Based on the official trailer that Sony released in early November (along with the teaser trailer from 2020), we can see that Morbius' origins and powers do greatly resemble what he has in the comics. In the midst of dying from a rare blood disease, Nobel Prize-winning biochemist Dr. Michael Morbius performs an experimental procedure on himself using vampire bats. The results of this procedure grant Morbius multiple powers, which he details in both trailers. He has increased strength and speed, the ability to use echolocation or "bat radar," some sort of increased visual sense, enhanced healing powers, and can either fly or glide. He also seems to have a degree of control over bats.

These seemingly vampiric abilities come with a downside, however. Like all other vampires, Morbius has an almost irresistible urge to drink human blood. This creates a great internal struggle in Morbius, who, as a doctor and decent human, tries to "do no harm," but is nonetheless compelled by instinct to feed on others. For as vampiric as Morbius seems, however, he actually isn't a vampire, and this distinction is made very clear within the comics.

What can we learn about Morbius from the comics?

In the comic books, Morbius' powers are ostensibly identical to what we have described above. However, the comics have gone to greater lengths to describe the mechanics of his abilities, and how they can be distinguished from true vampirism. The name "the Living Vampire" is no oxymoron. While most vampires are classified as undead, and therefore cannot be alive, Morbius' abilities were granted through a scientific process, not a magical one like Marvel's other bloodsuckers.

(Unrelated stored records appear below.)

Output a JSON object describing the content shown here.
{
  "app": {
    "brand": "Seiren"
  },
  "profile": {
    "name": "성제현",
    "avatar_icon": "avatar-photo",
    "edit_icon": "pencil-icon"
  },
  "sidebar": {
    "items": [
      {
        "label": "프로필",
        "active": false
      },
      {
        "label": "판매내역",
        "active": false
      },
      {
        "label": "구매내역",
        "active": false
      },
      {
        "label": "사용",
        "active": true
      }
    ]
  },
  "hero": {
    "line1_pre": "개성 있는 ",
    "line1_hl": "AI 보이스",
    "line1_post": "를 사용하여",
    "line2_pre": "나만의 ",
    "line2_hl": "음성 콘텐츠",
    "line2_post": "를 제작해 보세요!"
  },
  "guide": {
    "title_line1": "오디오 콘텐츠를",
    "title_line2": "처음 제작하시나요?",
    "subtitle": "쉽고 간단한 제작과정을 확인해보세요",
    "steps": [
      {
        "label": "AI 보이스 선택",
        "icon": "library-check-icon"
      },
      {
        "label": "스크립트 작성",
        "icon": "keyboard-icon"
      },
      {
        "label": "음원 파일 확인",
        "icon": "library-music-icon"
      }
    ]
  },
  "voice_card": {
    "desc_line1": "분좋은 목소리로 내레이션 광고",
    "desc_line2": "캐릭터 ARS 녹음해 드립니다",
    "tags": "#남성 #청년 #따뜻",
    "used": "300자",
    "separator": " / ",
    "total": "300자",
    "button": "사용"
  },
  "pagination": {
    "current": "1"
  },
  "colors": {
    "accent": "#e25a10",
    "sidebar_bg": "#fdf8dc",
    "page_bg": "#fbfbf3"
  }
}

This creates a few differences in Morbius' abilities.

The first difference between Morbius and true vampires comes in his resistance to sunlight. Since he is still technically alive, Morbius is not affected by sunlight in the same way as most vampires (via Marvel Wiki). Even so, he is still sensitive to it. Similarly, religious icons, wooden stakes, and garlic bear no ill effect on the good doctor.

The comic book Morbius also possesses a few abilities that the film has not yet revealed. These include the ability to hypnotize others and the ability to create other "pseudo-vampires" by draining his victims' blood entirely.